DATA EXTRACT below:
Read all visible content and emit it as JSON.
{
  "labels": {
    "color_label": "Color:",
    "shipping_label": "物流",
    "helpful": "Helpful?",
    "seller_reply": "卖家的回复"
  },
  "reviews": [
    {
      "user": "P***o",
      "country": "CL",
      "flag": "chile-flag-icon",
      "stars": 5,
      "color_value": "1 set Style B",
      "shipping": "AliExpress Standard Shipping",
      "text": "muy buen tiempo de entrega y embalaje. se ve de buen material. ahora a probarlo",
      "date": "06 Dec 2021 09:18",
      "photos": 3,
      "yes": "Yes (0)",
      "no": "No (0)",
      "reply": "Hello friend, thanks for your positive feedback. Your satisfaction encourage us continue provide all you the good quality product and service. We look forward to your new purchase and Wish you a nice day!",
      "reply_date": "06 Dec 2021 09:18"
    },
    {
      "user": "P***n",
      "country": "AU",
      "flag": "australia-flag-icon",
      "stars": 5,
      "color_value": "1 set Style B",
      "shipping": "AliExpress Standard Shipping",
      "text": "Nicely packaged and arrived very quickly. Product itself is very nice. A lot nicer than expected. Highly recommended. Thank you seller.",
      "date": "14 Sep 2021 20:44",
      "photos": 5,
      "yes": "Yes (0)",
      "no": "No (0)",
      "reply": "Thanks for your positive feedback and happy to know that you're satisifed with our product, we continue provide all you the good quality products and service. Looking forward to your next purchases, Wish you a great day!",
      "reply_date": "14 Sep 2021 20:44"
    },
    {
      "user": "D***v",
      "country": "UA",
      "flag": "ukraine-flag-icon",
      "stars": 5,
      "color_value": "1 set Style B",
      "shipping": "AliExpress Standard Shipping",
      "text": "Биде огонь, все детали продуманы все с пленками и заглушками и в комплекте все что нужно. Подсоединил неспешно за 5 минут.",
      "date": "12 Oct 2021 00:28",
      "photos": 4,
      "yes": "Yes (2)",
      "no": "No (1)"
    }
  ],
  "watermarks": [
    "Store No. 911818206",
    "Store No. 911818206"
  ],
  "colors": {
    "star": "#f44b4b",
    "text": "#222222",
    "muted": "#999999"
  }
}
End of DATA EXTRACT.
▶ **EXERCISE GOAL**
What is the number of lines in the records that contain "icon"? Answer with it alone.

▶ **ANSWER TO THIS PROBLEM**
3